So let’s say our original styles (orange buttons, grey popups) are the style we want for the tooltips on our page, but maybe we’re also going to add other types of pop-ups that need more space, or just a different visual style for design purposes. We can do this easily using what we’ve already done, simply by making some different style changes.

We start by adding a new HTML element to our pages. And since we’re basically using the same code as before, we can just copy and paste the previous HTML. This time, we’re going to add a unique class to the whole thing, so we can style it separately.

<span class="button_container dark_popup">
  <span class="my_button">Button Style #2</span>
  <div class="my_target">
    Another Example of a pop-up, this one is just a little bit of a different style—perhaps for longer messages or multimedia.
    <span class="close_button">close</span>

All of the HTML structure is the same, but notice how we added a second class called dark_popup to the parent container?
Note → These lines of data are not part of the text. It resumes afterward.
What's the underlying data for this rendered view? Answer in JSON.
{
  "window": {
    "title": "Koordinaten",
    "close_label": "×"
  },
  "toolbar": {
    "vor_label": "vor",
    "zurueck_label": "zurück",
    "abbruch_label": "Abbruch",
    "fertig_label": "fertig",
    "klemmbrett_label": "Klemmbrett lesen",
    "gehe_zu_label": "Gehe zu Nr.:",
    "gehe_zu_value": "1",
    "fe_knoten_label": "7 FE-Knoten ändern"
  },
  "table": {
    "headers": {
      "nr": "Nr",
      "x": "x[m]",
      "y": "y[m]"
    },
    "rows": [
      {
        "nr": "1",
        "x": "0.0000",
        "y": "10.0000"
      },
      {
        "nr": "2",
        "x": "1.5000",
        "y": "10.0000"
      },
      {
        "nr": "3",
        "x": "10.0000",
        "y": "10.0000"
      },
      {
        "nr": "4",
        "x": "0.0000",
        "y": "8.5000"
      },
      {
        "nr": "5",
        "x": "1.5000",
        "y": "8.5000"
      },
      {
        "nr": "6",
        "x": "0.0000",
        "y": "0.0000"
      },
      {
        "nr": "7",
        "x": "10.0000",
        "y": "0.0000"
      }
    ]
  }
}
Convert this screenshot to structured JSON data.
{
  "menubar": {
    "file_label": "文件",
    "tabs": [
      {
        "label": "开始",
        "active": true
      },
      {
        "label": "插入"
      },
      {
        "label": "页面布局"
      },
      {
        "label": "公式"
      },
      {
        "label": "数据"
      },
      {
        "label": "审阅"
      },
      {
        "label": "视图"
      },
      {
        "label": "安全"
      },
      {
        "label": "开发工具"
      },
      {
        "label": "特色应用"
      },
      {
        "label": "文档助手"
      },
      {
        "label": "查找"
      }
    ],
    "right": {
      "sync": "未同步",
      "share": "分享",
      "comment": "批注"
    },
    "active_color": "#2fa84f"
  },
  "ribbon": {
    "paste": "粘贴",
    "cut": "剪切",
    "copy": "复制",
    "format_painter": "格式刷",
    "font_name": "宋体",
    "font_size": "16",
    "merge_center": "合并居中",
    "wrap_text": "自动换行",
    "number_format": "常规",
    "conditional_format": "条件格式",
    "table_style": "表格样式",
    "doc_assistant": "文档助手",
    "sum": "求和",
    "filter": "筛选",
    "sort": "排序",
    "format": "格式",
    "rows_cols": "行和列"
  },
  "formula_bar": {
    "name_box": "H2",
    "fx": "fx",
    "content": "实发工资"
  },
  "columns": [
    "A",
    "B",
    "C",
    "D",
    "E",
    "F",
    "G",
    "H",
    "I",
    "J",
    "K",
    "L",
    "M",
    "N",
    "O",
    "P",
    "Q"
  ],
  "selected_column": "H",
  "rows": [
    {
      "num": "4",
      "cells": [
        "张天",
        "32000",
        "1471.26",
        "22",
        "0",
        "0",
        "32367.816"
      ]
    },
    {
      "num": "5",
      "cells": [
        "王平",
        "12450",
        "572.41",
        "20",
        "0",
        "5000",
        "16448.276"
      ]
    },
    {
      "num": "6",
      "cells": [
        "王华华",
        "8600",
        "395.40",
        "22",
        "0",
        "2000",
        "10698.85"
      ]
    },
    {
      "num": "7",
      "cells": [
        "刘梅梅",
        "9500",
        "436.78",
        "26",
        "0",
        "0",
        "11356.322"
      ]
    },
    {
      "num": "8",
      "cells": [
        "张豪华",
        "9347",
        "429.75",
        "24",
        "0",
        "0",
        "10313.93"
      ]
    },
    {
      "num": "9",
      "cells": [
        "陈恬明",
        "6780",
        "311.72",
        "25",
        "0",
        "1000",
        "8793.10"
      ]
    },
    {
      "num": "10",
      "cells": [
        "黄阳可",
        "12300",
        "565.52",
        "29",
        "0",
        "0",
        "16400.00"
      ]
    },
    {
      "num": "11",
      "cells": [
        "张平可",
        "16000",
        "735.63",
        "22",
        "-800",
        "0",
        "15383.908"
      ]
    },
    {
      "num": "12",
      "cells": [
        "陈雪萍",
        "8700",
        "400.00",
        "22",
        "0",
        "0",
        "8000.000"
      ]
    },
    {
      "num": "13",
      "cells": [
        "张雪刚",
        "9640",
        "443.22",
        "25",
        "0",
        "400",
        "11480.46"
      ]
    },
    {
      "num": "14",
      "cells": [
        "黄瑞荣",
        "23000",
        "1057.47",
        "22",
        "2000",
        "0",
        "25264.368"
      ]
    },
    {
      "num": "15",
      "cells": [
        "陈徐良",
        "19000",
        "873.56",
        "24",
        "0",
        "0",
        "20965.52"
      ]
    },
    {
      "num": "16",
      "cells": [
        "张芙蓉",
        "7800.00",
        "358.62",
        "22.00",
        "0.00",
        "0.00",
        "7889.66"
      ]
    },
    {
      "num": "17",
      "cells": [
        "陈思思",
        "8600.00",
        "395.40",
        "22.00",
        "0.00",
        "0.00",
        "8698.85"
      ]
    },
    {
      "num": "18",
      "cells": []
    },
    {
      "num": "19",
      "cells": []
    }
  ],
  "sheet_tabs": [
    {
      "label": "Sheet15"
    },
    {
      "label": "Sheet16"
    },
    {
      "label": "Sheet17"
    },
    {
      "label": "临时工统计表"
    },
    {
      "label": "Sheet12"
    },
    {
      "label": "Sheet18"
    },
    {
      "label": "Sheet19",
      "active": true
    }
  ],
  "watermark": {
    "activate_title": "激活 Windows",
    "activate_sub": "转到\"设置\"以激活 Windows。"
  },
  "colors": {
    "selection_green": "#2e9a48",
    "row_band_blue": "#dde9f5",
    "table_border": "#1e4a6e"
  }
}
This is so we can style it—and the child elements—differently that our tooltips. Importantly, we kept all of the other class names the same, so that all of these new elements still inherit the previously defined styles. Basically, we’re using the new class to override only those styles we want to change.

Step 5

Now that we have that new class, we can use it to style that element, or any of it’s ancestors (children). Here, we’ll make both the button and the resulting pop-up look different, using this single class:

.dark_popup .my_button {
    background-color: #00ffff;
.dark_popup .my_target {
    background-color: #1a1a1a;
    color: #dbdbdb;
    top: -60%;
    width: 15em;
    border-radius: 0.4em;
    opacity: 0.90;
.dark_popup .my_target:after {
    display: none;

The result is below:

See the Pen jQuery Tooltip (Part 10) by Alex Turnwall (@alturnwall) on CodePen.0

Using this same method—keeping the general HTML structure the same, but adding additional classes—you can add as many different types of pop-ups to your page as you wish, without having to write additional javascript functionality!

This concludes the javascript functionality we’re exploring in this series—next time, we’ll get back to styling. Stay tuned…